WHAT YOU ARE ASKED TO DO:
I need the number of lines in the following entries that hold the word "Ctrl", and no other text.

WORKING DATA:
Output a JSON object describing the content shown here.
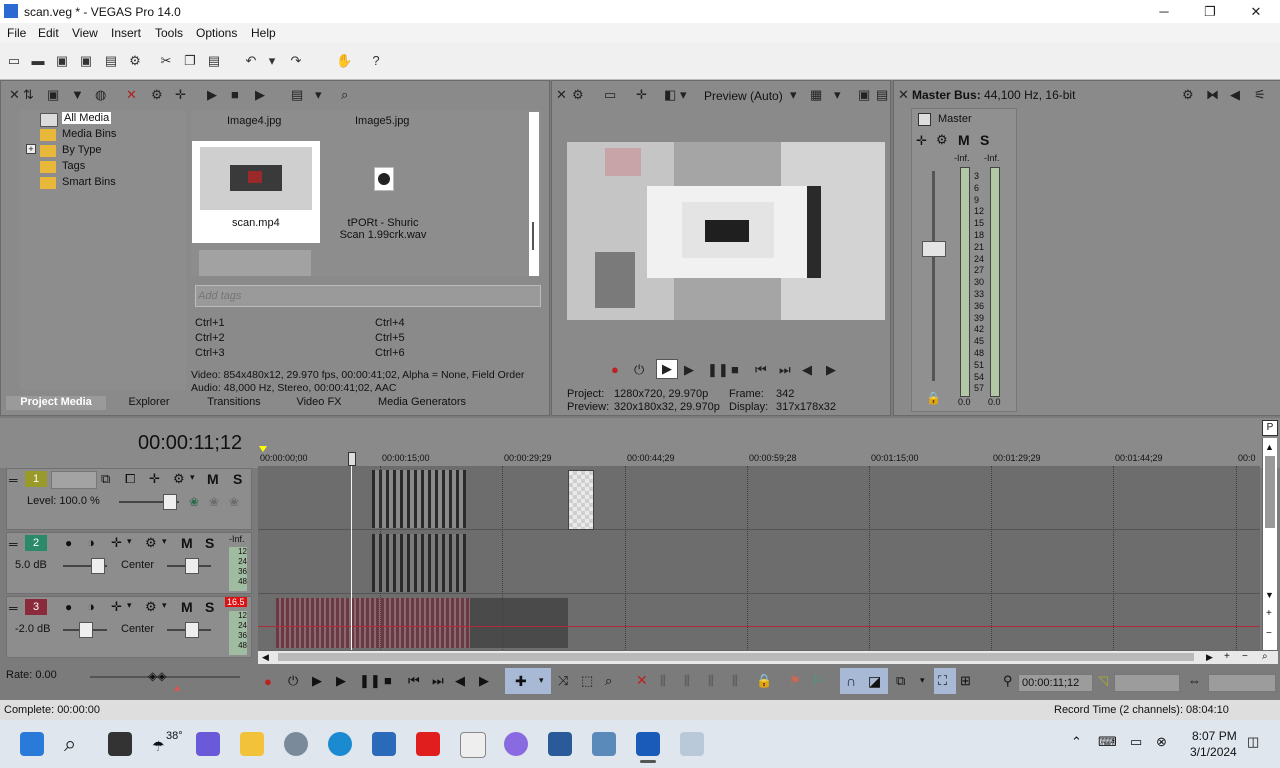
{
  "window": {
    "title": "scan.veg * - VEGAS Pro 14.0",
    "minimize": "─",
    "maximize": "❐",
    "close": "✕"
  },
  "menu": [
    "File",
    "Edit",
    "View",
    "Insert",
    "Tools",
    "Options",
    "Help"
  ],
  "media": {
    "tree": [
      "All Media",
      "Media Bins",
      "By Type",
      "Tags",
      "Smart Bins"
    ],
    "tree_expand": "+",
    "files": [
      {
        "name": "Image4.jpg"
      },
      {
        "name": "Image5.jpg"
      },
      {
        "name": "scan.mp4"
      },
      {
        "name": "tPORt - Shuric Scan 1.99crk.wav"
      }
    ],
    "tags_placeholder": "Add tags",
    "shortcuts": [
      "Ctrl+1",
      "Ctrl+2",
      "Ctrl+3",
      "Ctrl+4",
      "Ctrl+5",
      "Ctrl+6"
    ],
    "info_video": "Video: 854x480x12, 29.970 fps, 00:00:41;02, Alpha = None, Field Order",
    "info_audio": "Audio: 48,000 Hz, Stereo, 00:00:41;02, AAC",
    "tabs": [
      "Project Media",
      "Explorer",
      "Transitions",
      "Video FX",
      "Media Generators"
    ]
  },
  "preview": {
    "mode": "Preview (Auto)",
    "project_label": "Project:",
    "project_value": "1280x720, 29.970p",
    "preview_label": "Preview:",
    "preview_value": "320x180x32, 29.970p",
    "frame_label": "Frame:",
    "frame_value": "342",
    "display_label": "Display:",
    "display_value": "317x178x32"
  },
  "master": {
    "title": "Master Bus:",
    "subtitle": "44,100 Hz, 16-bit",
    "bus_name": "Master",
    "m": "M",
    "s": "S",
    "peak_left": "-Inf.",
    "peak_right": "-Inf.",
    "scale": [
      "3",
      "6",
      "9",
      "12",
      "15",
      "18",
      "21",
      "24",
      "27",
      "30",
      "33",
      "36",
      "39",
      "42",
      "45",
      "48",
      "51",
      "54",
      "57"
    ],
    "level_left": "0.0",
    "level_right": "0.0"
  },
  "timeline": {
    "timecode": "00:00:11;12",
    "ruler": [
      "00:00:00;00",
      "00:00:15;00",
      "00:00:29;29",
      "00:00:44;29",
      "00:00:59;28",
      "00:01:15;00",
      "00:01:29;29",
      "00:01:44;29",
      "00:0"
    ],
    "tracks": [
      {
        "num": "1",
        "type": "video",
        "level_label": "Level: 100.0 %",
        "color": "#9a9a2a"
      },
      {
        "num": "2",
        "type": "audio",
        "vol": "5.0 dB",
        "pan": "Center",
        "color": "#2a8a6a",
        "peak": "-Inf."
      },
      {
        "num": "3",
        "type": "audio",
        "vol": "-2.0 dB",
        "pan": "Center",
        "color": "#8a2a3a",
        "peak": "16.5"
      }
    ],
    "track_meter_scale": [
      "12",
      "24",
      "36",
      "48"
    ],
    "m": "M",
    "s": "S",
    "rate": "Rate: 0.00",
    "cursor_time": "00:00:11;12"
  },
  "status": {
    "left": "Complete: 00:00:00",
    "right": "Record Time (2 channels): 08:04:10"
  },
  "taskbar": {
    "weather": "38°",
    "time": "8:07 PM",
    "date": "3/1/2024"
  }
}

OUTPUT OF THE EXERCISE:
6